=== Data records for software interfaces ===
•••••
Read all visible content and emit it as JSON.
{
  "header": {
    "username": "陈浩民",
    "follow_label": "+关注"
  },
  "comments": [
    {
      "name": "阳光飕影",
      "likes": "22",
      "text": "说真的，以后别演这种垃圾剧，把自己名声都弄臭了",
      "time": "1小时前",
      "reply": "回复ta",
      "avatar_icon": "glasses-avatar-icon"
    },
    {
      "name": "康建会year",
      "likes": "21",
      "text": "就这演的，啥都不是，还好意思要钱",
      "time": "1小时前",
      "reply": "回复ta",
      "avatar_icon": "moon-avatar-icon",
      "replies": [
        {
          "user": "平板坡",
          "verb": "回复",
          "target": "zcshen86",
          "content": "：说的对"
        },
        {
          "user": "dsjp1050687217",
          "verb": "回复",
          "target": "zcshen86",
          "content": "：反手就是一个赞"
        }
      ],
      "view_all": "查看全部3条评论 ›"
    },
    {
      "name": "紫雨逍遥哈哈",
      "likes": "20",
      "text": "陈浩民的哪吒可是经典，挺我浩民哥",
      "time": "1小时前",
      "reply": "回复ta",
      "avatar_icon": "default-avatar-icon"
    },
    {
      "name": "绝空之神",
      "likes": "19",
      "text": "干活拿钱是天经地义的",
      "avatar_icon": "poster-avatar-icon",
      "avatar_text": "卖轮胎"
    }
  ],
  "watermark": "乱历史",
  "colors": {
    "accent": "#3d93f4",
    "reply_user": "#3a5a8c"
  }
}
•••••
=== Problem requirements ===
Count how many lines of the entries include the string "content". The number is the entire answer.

=== Answer space ===
3